▶ [What is expected]
Copy each line of the records that contains the word "Address".

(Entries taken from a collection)
╔══

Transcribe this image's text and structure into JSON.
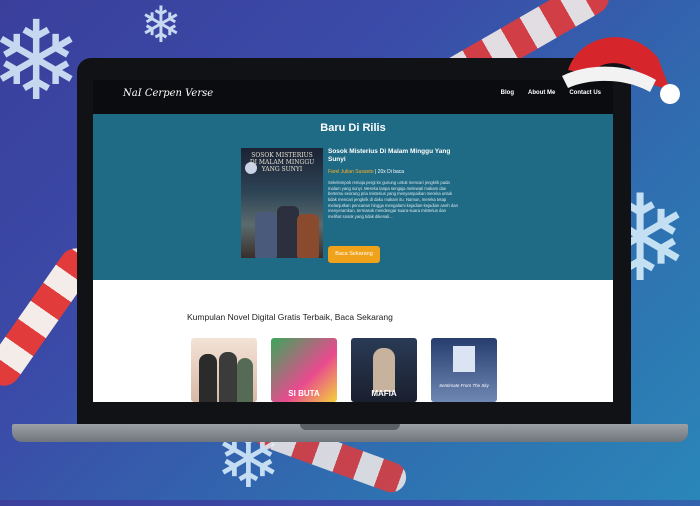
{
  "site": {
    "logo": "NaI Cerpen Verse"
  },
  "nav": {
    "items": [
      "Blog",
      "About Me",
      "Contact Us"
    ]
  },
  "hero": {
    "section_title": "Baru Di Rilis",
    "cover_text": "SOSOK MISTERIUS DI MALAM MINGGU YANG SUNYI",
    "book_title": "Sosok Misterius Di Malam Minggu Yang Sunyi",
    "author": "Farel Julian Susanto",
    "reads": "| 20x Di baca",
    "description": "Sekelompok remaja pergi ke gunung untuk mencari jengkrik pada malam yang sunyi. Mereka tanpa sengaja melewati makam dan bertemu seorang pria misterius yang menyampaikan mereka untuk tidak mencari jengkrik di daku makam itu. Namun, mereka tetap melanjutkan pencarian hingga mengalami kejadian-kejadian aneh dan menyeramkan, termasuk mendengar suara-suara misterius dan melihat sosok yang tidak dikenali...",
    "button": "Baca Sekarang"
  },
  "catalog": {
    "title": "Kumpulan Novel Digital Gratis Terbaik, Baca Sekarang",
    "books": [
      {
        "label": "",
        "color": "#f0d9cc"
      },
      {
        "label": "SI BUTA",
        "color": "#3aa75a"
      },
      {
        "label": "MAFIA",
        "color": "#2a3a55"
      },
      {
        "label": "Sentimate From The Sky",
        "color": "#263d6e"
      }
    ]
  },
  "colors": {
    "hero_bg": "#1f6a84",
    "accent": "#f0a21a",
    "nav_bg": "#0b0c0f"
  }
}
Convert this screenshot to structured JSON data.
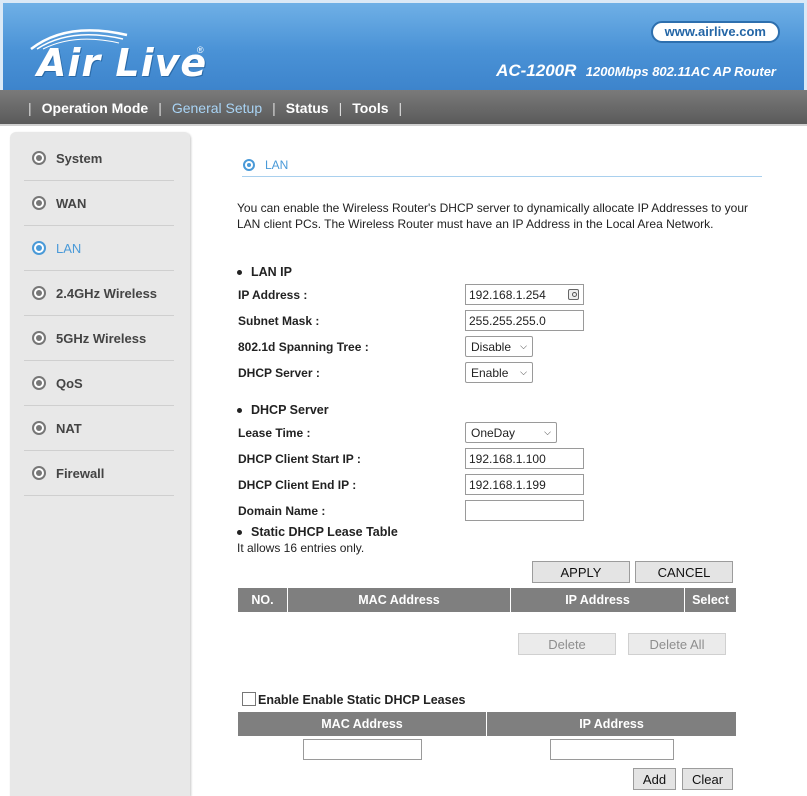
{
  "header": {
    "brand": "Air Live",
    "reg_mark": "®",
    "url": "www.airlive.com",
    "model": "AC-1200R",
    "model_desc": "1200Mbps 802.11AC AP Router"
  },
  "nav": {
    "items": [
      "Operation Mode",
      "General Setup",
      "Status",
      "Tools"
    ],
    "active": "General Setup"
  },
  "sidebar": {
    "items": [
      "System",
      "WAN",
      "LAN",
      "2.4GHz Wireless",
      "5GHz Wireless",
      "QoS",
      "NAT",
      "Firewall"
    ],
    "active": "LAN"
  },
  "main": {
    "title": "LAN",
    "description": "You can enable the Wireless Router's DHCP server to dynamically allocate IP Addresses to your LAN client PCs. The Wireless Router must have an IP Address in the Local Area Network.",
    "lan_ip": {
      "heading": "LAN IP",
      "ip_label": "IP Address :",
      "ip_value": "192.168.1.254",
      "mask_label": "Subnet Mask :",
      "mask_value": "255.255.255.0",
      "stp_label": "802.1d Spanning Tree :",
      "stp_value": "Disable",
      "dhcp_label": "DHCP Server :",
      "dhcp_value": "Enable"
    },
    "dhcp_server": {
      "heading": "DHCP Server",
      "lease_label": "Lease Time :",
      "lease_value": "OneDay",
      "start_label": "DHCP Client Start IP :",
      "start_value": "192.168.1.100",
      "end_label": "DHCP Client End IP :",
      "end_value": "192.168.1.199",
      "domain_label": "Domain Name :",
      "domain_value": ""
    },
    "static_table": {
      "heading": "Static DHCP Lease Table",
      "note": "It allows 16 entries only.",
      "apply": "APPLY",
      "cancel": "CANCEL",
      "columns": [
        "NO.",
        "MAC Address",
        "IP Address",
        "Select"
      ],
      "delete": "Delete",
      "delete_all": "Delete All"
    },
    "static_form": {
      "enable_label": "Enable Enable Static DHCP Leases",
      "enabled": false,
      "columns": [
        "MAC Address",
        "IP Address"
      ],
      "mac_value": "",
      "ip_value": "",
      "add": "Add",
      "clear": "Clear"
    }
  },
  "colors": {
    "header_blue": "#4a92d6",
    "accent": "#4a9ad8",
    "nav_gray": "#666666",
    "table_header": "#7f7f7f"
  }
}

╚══
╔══

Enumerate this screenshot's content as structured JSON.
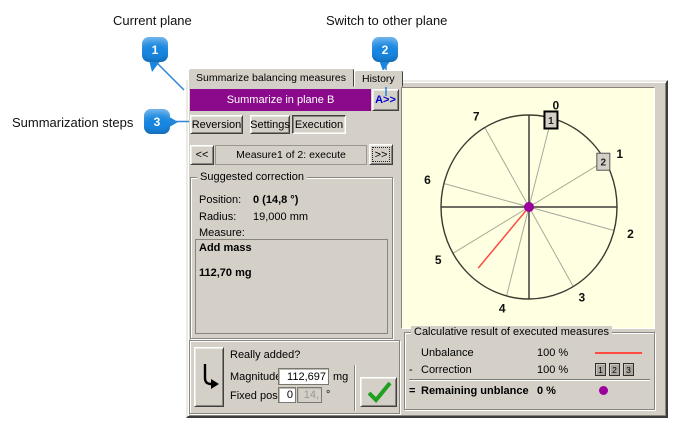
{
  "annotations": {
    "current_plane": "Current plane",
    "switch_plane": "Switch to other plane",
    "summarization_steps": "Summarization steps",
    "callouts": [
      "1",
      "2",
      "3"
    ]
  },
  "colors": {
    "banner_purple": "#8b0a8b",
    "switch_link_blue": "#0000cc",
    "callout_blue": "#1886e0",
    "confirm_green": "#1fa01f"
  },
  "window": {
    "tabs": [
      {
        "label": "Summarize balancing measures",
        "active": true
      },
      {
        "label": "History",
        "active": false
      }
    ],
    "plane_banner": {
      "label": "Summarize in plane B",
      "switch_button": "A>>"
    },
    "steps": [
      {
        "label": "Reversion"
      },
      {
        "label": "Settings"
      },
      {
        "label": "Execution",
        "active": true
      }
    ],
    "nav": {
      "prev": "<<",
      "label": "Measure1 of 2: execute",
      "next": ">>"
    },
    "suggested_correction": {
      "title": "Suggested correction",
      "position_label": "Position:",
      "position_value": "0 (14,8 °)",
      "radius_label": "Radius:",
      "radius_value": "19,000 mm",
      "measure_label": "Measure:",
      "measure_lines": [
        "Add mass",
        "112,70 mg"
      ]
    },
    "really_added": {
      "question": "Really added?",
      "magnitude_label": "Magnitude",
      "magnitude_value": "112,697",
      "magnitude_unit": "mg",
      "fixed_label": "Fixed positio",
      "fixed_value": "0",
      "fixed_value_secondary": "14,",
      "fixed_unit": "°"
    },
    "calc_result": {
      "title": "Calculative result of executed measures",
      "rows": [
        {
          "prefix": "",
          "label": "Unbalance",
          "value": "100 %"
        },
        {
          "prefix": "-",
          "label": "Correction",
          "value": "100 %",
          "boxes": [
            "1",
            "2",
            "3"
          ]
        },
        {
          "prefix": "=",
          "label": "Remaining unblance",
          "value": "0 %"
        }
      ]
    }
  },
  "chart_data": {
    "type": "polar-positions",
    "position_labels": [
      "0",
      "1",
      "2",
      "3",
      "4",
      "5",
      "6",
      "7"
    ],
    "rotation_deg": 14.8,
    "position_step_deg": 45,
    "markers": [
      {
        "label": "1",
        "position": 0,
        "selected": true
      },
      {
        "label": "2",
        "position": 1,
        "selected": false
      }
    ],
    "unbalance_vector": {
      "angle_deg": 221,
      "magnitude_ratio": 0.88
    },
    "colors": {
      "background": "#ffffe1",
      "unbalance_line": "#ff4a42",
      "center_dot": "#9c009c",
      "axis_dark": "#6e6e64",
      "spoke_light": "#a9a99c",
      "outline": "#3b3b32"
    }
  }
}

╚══

▶ [Solution below]
    "description": "You can enable the Wireless Router's DHCP server to dynamically allocate IP Addresses to your LAN client PCs. The Wireless Router must have an IP Address in the Local Area Network.",
      "ip_label": "IP Address :",
        "MAC Address",
        "IP Address",
        "MAC Address",
        "IP Address"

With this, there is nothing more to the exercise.